Large children: Differ for each person… find the nearest multiple of 20 that is slightly higher than your weight in pounds, then divide by 20. Bonus: Also unique for each of you: multiply your weight in pounds by 16 to find the total number of ounces and sparrows.

Literally, the sky is the limit: How many geese are needed to pick up a person that 120 ducks can lift if it takes 20 geese to pick you up or 30 ducks?

Little kids: 6 wings. Bonus: 2 more legs than wings. Either deduct 6 from 8, or simply keep in mind that the group gains 2 legs but no wings.

Could birds pick you up and fly with you? Well, birds come in all sizes, and some have stronger wings than others. The harpy eagle can carry 20 pounds, so you’d need only 3 eagles. Do the math to find out how many pet birds you’ll need!


What bird can lift a human?

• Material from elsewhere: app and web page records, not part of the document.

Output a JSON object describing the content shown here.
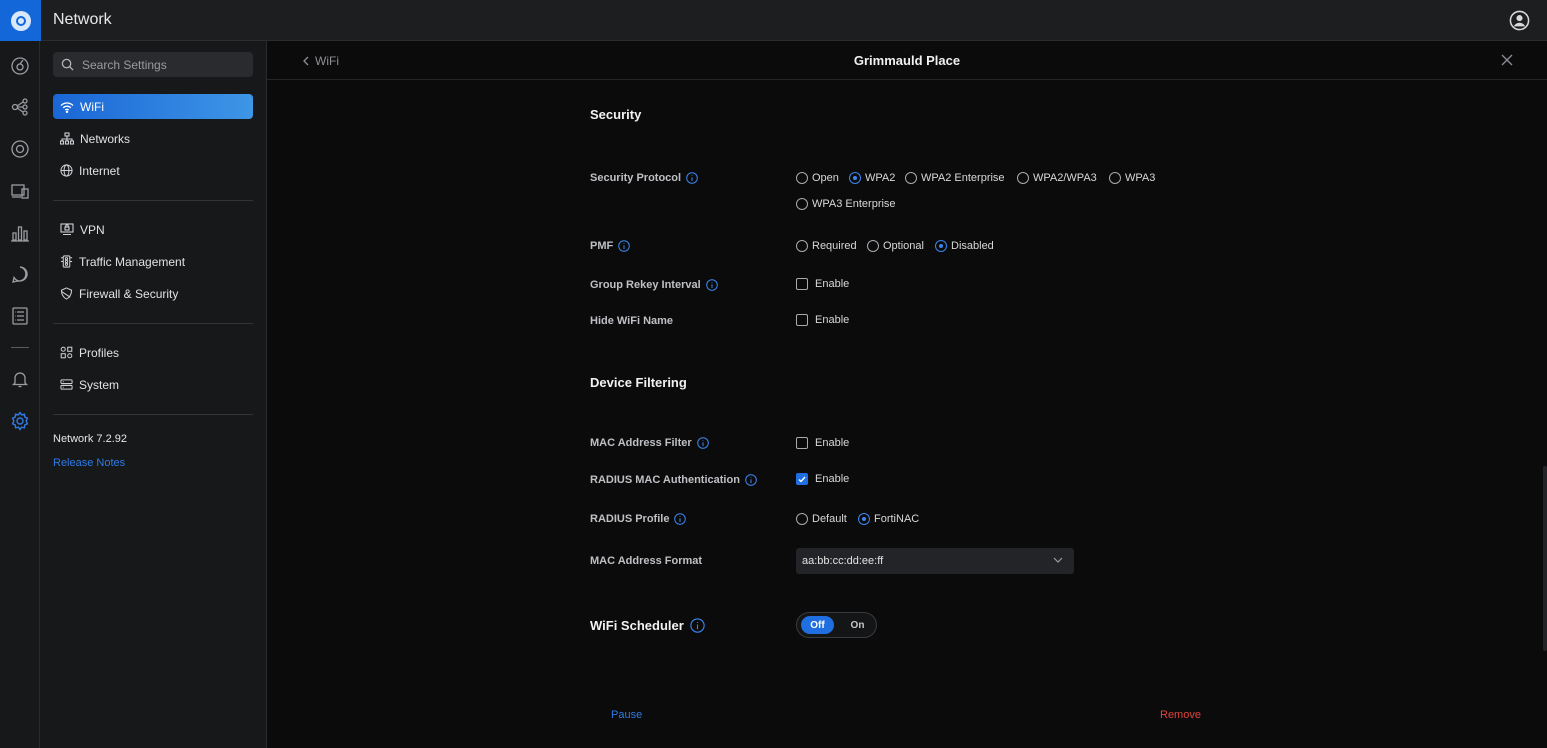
{
  "app": {
    "title": "Network"
  },
  "rail": {
    "icons": [
      "dashboard-icon",
      "topology-icon",
      "devices-icon",
      "clients-icon",
      "statistics-icon",
      "insights-icon",
      "logs-icon",
      "alerts-icon",
      "settings-icon"
    ],
    "active": "settings-icon"
  },
  "sidebar": {
    "search_placeholder": "Search Settings",
    "items": [
      {
        "label": "WiFi",
        "icon": "wifi-icon",
        "active": true
      },
      {
        "label": "Networks",
        "icon": "networks-icon"
      },
      {
        "label": "Internet",
        "icon": "globe-icon"
      },
      {
        "label": "VPN",
        "icon": "vpn-icon"
      },
      {
        "label": "Traffic Management",
        "icon": "traffic-icon"
      },
      {
        "label": "Firewall & Security",
        "icon": "shield-icon"
      },
      {
        "label": "Profiles",
        "icon": "profiles-icon"
      },
      {
        "label": "System",
        "icon": "system-icon"
      }
    ],
    "version": "Network 7.2.92",
    "release_notes": "Release Notes"
  },
  "header": {
    "back_label": "WiFi",
    "title": "Grimmauld Place"
  },
  "security": {
    "title": "Security",
    "protocol": {
      "label": "Security Protocol",
      "options": [
        "Open",
        "WPA2",
        "WPA2 Enterprise",
        "WPA2/WPA3",
        "WPA3",
        "WPA3 Enterprise"
      ],
      "selected": "WPA2"
    },
    "pmf": {
      "label": "PMF",
      "options": [
        "Required",
        "Optional",
        "Disabled"
      ],
      "selected": "Disabled"
    },
    "group_rekey": {
      "label": "Group Rekey Interval",
      "option": "Enable",
      "checked": false
    },
    "hide_name": {
      "label": "Hide WiFi Name",
      "option": "Enable",
      "checked": false
    }
  },
  "device_filtering": {
    "title": "Device Filtering",
    "mac_filter": {
      "label": "MAC Address Filter",
      "option": "Enable",
      "checked": false
    },
    "radius_mac": {
      "label": "RADIUS MAC Authentication",
      "option": "Enable",
      "checked": true
    },
    "radius_profile": {
      "label": "RADIUS Profile",
      "options": [
        "Default",
        "FortiNAC"
      ],
      "selected": "FortiNAC"
    },
    "mac_format": {
      "label": "MAC Address Format",
      "value": "aa:bb:cc:dd:ee:ff"
    }
  },
  "scheduler": {
    "label": "WiFi Scheduler",
    "off": "Off",
    "on": "On",
    "state": "Off"
  },
  "footer": {
    "pause": "Pause",
    "remove": "Remove"
  },
  "colors": {
    "accent": "#1f6fe0",
    "link": "#2f7ae5",
    "danger": "#e0443a"
  }
}
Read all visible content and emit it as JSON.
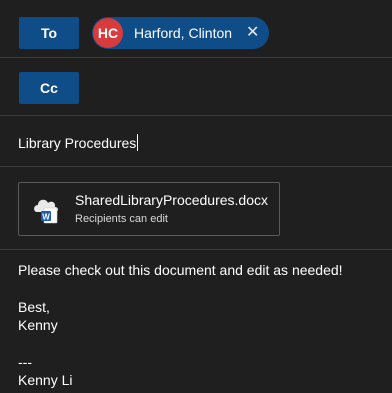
{
  "to": {
    "button_label": "To",
    "recipient": {
      "initials": "HC",
      "name": "Harford, Clinton",
      "avatar_color": "#d83b3b"
    }
  },
  "cc": {
    "button_label": "Cc"
  },
  "subject": {
    "value": "Library Procedures"
  },
  "attachment": {
    "file_name": "SharedLibraryProcedures.docx",
    "permission": "Recipients can edit",
    "icon": "word-cloud-doc-icon"
  },
  "message": {
    "line1": "Please check out this document and edit as needed!",
    "closing": "Best,",
    "signoff_name": "Kenny",
    "separator": "---",
    "signature_name": "Kenny Li"
  },
  "colors": {
    "background": "#1f1f1f",
    "accent": "#0f4d89",
    "divider": "#3a3a3a"
  }
}
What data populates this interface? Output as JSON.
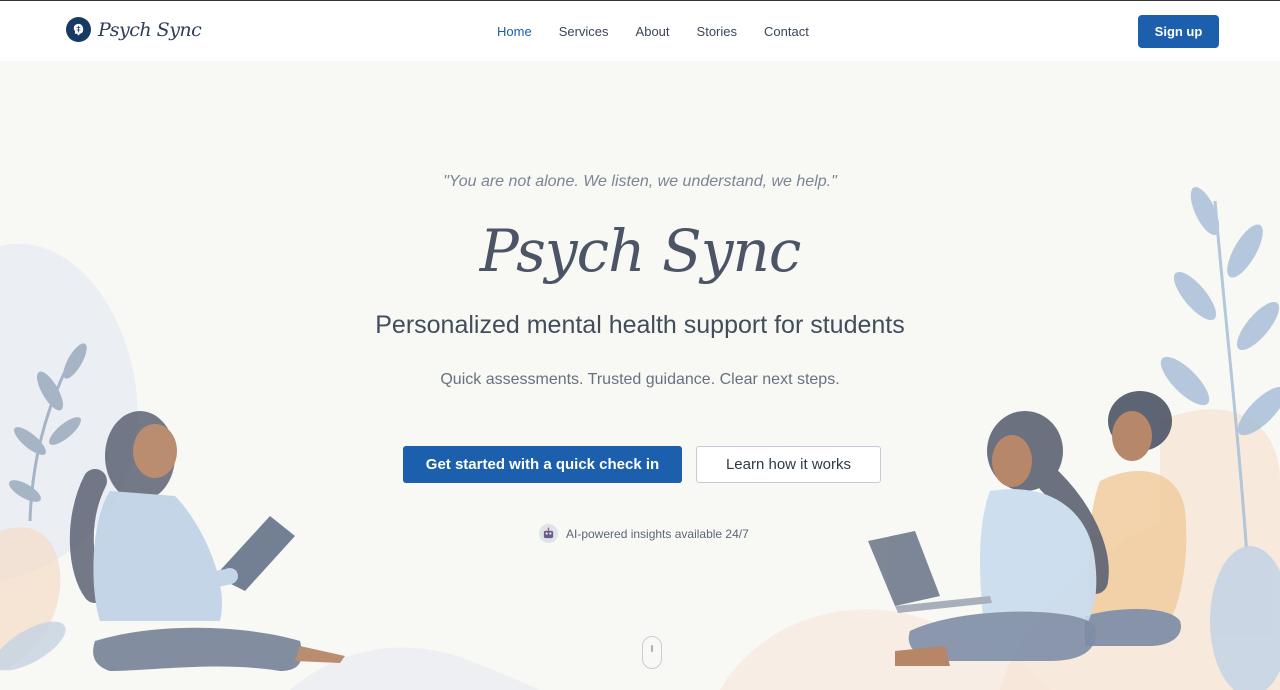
{
  "header": {
    "logo_text": "Psych Sync",
    "nav": [
      {
        "label": "Home",
        "active": true
      },
      {
        "label": "Services",
        "active": false
      },
      {
        "label": "About",
        "active": false
      },
      {
        "label": "Stories",
        "active": false
      },
      {
        "label": "Contact",
        "active": false
      }
    ],
    "signup_label": "Sign up"
  },
  "hero": {
    "quote": "\"You are not alone. We listen, we understand, we help.\"",
    "brand": "Psych Sync",
    "headline": "Personalized mental health support for students",
    "subheadline": "Quick assessments. Trusted guidance. Clear next steps.",
    "cta_primary": "Get started with a quick check in",
    "cta_secondary": "Learn how it works",
    "ai_note": "AI-powered insights available 24/7"
  },
  "icons": {
    "logo": "brain-logo-icon",
    "ai": "robot-icon",
    "scroll": "mouse-scroll-icon"
  },
  "colors": {
    "accent": "#1b5fad",
    "nav_active": "#1a5fad",
    "text_dark": "#424d5c",
    "background": "#f8f8f5"
  }
}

The harpy eagle can carry 20 pounds, so you’d need only 3 eagles. Do the math to find out how many pet birds you’ll need!

Can a bird lift a person?

For most bird species, lifting a full-grown person off the ground would be impossible due to their size and physical limitations. Even large and powerful birds like eagles or vultures would not be capable of lifting a human off the ground.

Can a bird carry a human baby?

While it’s definitely possible for an eagle or owl to attack small dogs, it’s nearly impossible for a bird in North America to target and carry off a small child.

Can an eagle lift a human being?

Short answer – no, not even a very small human and a very large eagle. Longer answer, still no. The largest eagle in the world, Steller’s sea eagle, weighs in at a an average of 17–18 lbs. and a maximum of 20 lbs.